NYT: A World Without Coral Reefs:
It's past time to tell the truth about the state of the world's coral reefs, the nurseries of tropical coastal fish stocks. They have become zombie ecosystems, neither dead nor truly alive in any functional sense, and on a trajectory to collapse within a human generation. There will be remnants here and there, but the global coral reef ecosystem — with its storehouse of biodiversity and fisheries supporting millions of the world's poor — will cease to be. […]
But by persisting in the false belief that coral reefs have a future, we grossly misallocate the funds needed to cope with the fallout from their collapse. Money isn't spent to study what to do after the reefs are gone — on what sort of ecosystems will replace coral reefs and what opportunities there will be to nudge these into providing people with food and other useful ecosystem products and services. Nor is money spent to preserve some of the genetic resources of coral reefs by transferring them into systems that are not coral reefs. And money isn't spent to make the economic structural adjustment that communities and industries that depend on coral reefs urgently need. We have focused too much on the state of the reefs rather than the rate of the processes killing them. […]
What we will be left with is an algal-dominated hard ocean bottom, as the remains of the limestone reefs slowly break up, with lots of microbial life soaking up the sun's energy by photosynthesis, few fish but lots of jellyfish grazing on the microbes. It will be slimy and look a lot like the ecosystems of the Precambrian era, which ended more than 500 million years ago and well before fish evolved.
Jellyfish Invade Four Nuclear Reactors in Japan, Israel, Scotland:
Four nuclear reactors in Japan, Israel and Scotland were forced to shutdown due to infiltration of enormous swarms of jellyfish, which clogged the plant’s cooling system.
Earlier this week, the Orot Rabin nuclear power plant in Hadera, Israel was forced to shutdown when a swarm of jellyfish blocked the plant’s water supply which is used as a coolant.
The string of jellyfish surges began a week before with a reactor in Shimane, Japan.
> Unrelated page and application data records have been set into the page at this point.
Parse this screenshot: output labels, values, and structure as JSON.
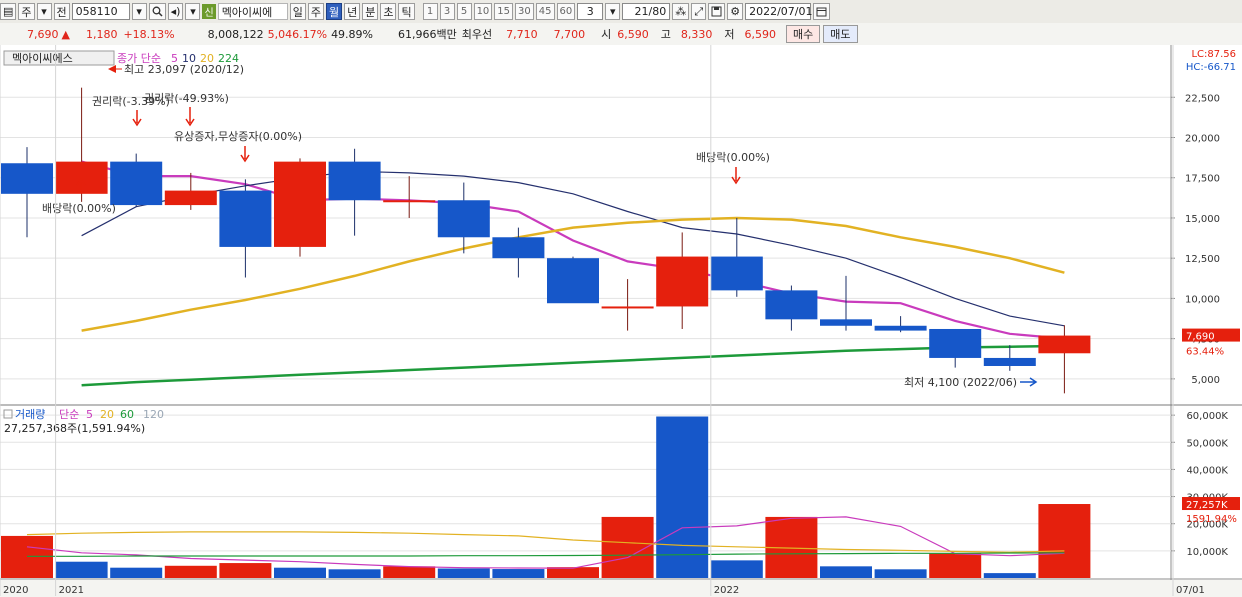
{
  "toolbar": {
    "period_selector": "주",
    "compare_label": "전",
    "code": "058110",
    "name_badge": "신",
    "stock_name": "멕아이씨에",
    "period_buttons": [
      "일",
      "주",
      "월",
      "년",
      "분",
      "초",
      "틱"
    ],
    "active_period": "월",
    "interval_buttons": [
      "1",
      "3",
      "5",
      "10",
      "15",
      "30",
      "45",
      "60"
    ],
    "count_value": "3",
    "range_value": "21/80",
    "date_value": "2022/07/01"
  },
  "quote": {
    "price": "7,690",
    "change_arrow": "▲",
    "change": "1,180",
    "change_pct": "+18.13%",
    "volume": "8,008,122",
    "volume_pct": "5,046.17%",
    "ratio": "49.89%",
    "amount": "61,966백만",
    "best_label": "최우선",
    "best_ask": "7,710",
    "best_bid": "7,700",
    "open_label": "시",
    "open": "6,590",
    "high_label": "고",
    "high": "8,330",
    "low_label": "저",
    "low": "6,590",
    "buy_label": "매수",
    "sell_label": "매도"
  },
  "colors": {
    "up": "#e5200d",
    "down": "#1657c9",
    "ma5": "#c93bbd",
    "ma10": "#25306e",
    "ma20": "#e2b223",
    "ma60": "#1d9a3a",
    "ma120": "#9aa7b5"
  },
  "chart_data": [
    {
      "type": "candlestick",
      "title": "멕아이씨에스",
      "legend_prefix": "종가 단순",
      "legend_periods": [
        "5",
        "10",
        "20",
        "224"
      ],
      "x": [
        "2020-12",
        "2021-01",
        "2021-02",
        "2021-03",
        "2021-04",
        "2021-05",
        "2021-06",
        "2021-07",
        "2021-08",
        "2021-09",
        "2021-10",
        "2021-11",
        "2021-12",
        "2022-01",
        "2022-02",
        "2022-03",
        "2022-04",
        "2022-05",
        "2022-06",
        "2022-07"
      ],
      "open": [
        18400,
        16500,
        18500,
        15800,
        16700,
        13200,
        18500,
        16100,
        16100,
        13800,
        12500,
        9500,
        9500,
        12600,
        10500,
        8700,
        8300,
        8100,
        6300,
        6590
      ],
      "high": [
        19400,
        23097,
        19000,
        17800,
        17400,
        18700,
        19300,
        17600,
        17200,
        14400,
        12600,
        11200,
        14100,
        15000,
        10800,
        11400,
        8900,
        8100,
        7100,
        8330
      ],
      "low": [
        13800,
        16000,
        15700,
        15500,
        11300,
        12600,
        13900,
        15000,
        12800,
        11300,
        9800,
        8000,
        8100,
        10100,
        8000,
        8000,
        7900,
        5700,
        5500,
        4100
      ],
      "close": [
        16500,
        18500,
        15800,
        16700,
        13200,
        18500,
        16100,
        16100,
        13800,
        12500,
        9700,
        9500,
        12600,
        10500,
        8700,
        8300,
        8000,
        6300,
        5800,
        7690
      ],
      "ma_series": [
        {
          "name": "5",
          "values": [
            null,
            18500,
            17600,
            17600,
            17100,
            16100,
            16200,
            16100,
            15900,
            15400,
            13600,
            12300,
            11800,
            11100,
            10300,
            9800,
            9700,
            8600,
            7800,
            7500
          ]
        },
        {
          "name": "10",
          "values": [
            null,
            13900,
            15700,
            16400,
            17000,
            17500,
            17900,
            17800,
            17600,
            17200,
            16500,
            15400,
            14400,
            14000,
            13300,
            12500,
            11300,
            10000,
            8900,
            8300
          ]
        },
        {
          "name": "20",
          "values": [
            null,
            8000,
            8600,
            9300,
            9900,
            10600,
            11400,
            12300,
            13100,
            13800,
            14400,
            14700,
            14900,
            15000,
            14900,
            14500,
            13800,
            13200,
            12500,
            11600
          ]
        },
        {
          "name": "224",
          "values": [
            null,
            4600,
            4800,
            4950,
            5100,
            5250,
            5400,
            5550,
            5700,
            5850,
            6000,
            6150,
            6300,
            6450,
            6600,
            6750,
            6850,
            6950,
            7000,
            7050
          ]
        }
      ],
      "ylim": [
        3500,
        25500
      ],
      "yticks": [
        "5,000",
        "7,500",
        "10,000",
        "12,500",
        "15,000",
        "17,500",
        "20,000",
        "22,500"
      ],
      "xticks": [
        {
          "label": "2020",
          "at": "2020-12"
        },
        {
          "label": "2021",
          "at": "2021-01"
        },
        {
          "label": "2022",
          "at": "2022-01"
        },
        {
          "label": "07/01",
          "at": "2022-07"
        }
      ],
      "last_price_label": "7,690",
      "last_price_pct": "63.44%",
      "corner_top": "LC:87.56",
      "corner_bottom": "HC:-66.71",
      "annotations": {
        "high": "최고 23,097 (2020/12)",
        "low": "최저 4,100 (2022/06)",
        "rights_1": "권리락(-3.39%)",
        "rights_2": "권리락(-49.93%)",
        "capital": "유상증자,무상증자(0.00%)",
        "dividend_1": "배당락(0.00%)",
        "dividend_2": "배당락(0.00%)"
      },
      "grid": true
    },
    {
      "type": "bar",
      "title": "거래량",
      "legend_prefix": "단순",
      "legend_periods": [
        "5",
        "20",
        "60",
        "120"
      ],
      "summary": "27,257,368주(1,591.94%)",
      "x": [
        "2020-12",
        "2021-01",
        "2021-02",
        "2021-03",
        "2021-04",
        "2021-05",
        "2021-06",
        "2021-07",
        "2021-08",
        "2021-09",
        "2021-10",
        "2021-11",
        "2021-12",
        "2022-01",
        "2022-02",
        "2022-03",
        "2022-04",
        "2022-05",
        "2022-06",
        "2022-07"
      ],
      "values": [
        11500,
        15500,
        6000,
        3800,
        4500,
        5500,
        3800,
        3200,
        4300,
        3500,
        3300,
        4000,
        22500,
        59500,
        6500,
        22500,
        4300,
        3200,
        9000,
        1800,
        27257
      ],
      "up": [
        true,
        true,
        false,
        false,
        true,
        true,
        false,
        false,
        true,
        false,
        false,
        true,
        true,
        false,
        false,
        true,
        false,
        false,
        true,
        false,
        true
      ],
      "ma_series": [
        {
          "name": "5",
          "values": [
            null,
            11500,
            9300,
            8500,
            7200,
            6600,
            6000,
            5000,
            4200,
            3800,
            3700,
            3600,
            7500,
            18500,
            19200,
            22000,
            22500,
            19000,
            9000,
            8200,
            9100
          ]
        },
        {
          "name": "20",
          "values": [
            null,
            16000,
            16500,
            16800,
            17000,
            17000,
            17000,
            16800,
            16500,
            16000,
            15500,
            14000,
            13000,
            12000,
            11500,
            11000,
            10500,
            10200,
            9800,
            9500,
            10000
          ]
        },
        {
          "name": "60",
          "values": [
            null,
            8000,
            8000,
            8100,
            8100,
            8100,
            8100,
            8100,
            8100,
            8200,
            8200,
            8300,
            8400,
            8600,
            8800,
            8900,
            9000,
            9100,
            9100,
            9200,
            9300
          ]
        }
      ],
      "ylim": [
        0,
        63000
      ],
      "yticks": [
        "10,000K",
        "20,000K",
        "30,000K",
        "40,000K",
        "50,000K",
        "60,000K"
      ],
      "last_value_label": "27,257K",
      "last_value_pct": "1591.94%",
      "grid": true
    }
  ]
}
And in a week’s time two reactors at Torness power station, operated by EDF, in Scotland had to be shutdown as the seawater used as coolant was inundated with jellyfish.
Walking into a building draped with a giant inflatable orange octopus to discover that it’s a venue converted from a swimming pool carries a vestige of the same satisfaction as reading the line, “Deep Mix is a nice IDM/minimal internet radio station out of Moscow.” There’s just something inherently beautiful about the context, the message, no matter what the medium is discovered to be. “Scientists announced they’ve created mice with amounts of human brain cells.” Same thing.
The white tile basin was scattered with inflatable red cloth couches and various forms of francophone hipsters in black clothing and striped retro boots. A table was in one corner of what used to be the deep end, flanked by lava lamps full of silver glitter and loaded down with copies of the trendy magazine the event was supposedly celebrating. Michel found his friend there, a dyke with pretty hair and a nice taste in shirts. She’s an SFX designer, makes amputated limbs for film and T.V. I didn’t catch her name, Veronique, until she gave me her card. It was hard to hear over the the two musician types on stage. Higher than us, even with the walkway where signs might have said PLEASE DON’T RUN, they stood wrapped in christmas lights. One was a good beat boxer with respectably solid work, the other insisted on crooning into a snorkel for the microphone over and over, occasionally dipping the end into a glass of water for atmosphere. The entirety felt like a film, like the two were too improbable to ever be expected to play music anywhere real, and especially not together. I tried saying as much to Yanick Paquette, but I think I was drowned out by the blurry sound.
Once I was alone, I stood in the dead middle of the drained pool and practically sang “No known human has ever received an injection of embryonic stem cells because so little is known about how those cells will mature once inside the body.” I was loud enough that people standing at the edges looked at me as if I was insane, but I didn’t care. It was just the proper thing to do. These are the sounds that make my world continue spinning.
Downstairs, found through a hole in side of the pool, was a tiny art gallery lined with pieces that I would have expected to be new in a very cutting edge 1986 or an evenly matched 1993. One wall was photoshopped photographs clumsily layered with pictures of women and digital scribbles, reminiscent of the pages of a wannabe Mondo 2000 magazine. Another was lined with mannequins with baby blue and brown corderouy dress suits appliqued with white flowers. To be fair, the smallest wall had interesting illustration examples in blue gesso, but they were badly mounted. The shine off them was blinding and made the art impossible to see unless you stood at an acute angle to the piece you were trying to examine. I gave up quickly on the basement, though it was quieter there, and went back upstairs to examine the space more. The possibilities of such a venue seem almost endless. If you could properly EQ a swimming pool…
Damn me for finally leaving my camera at home.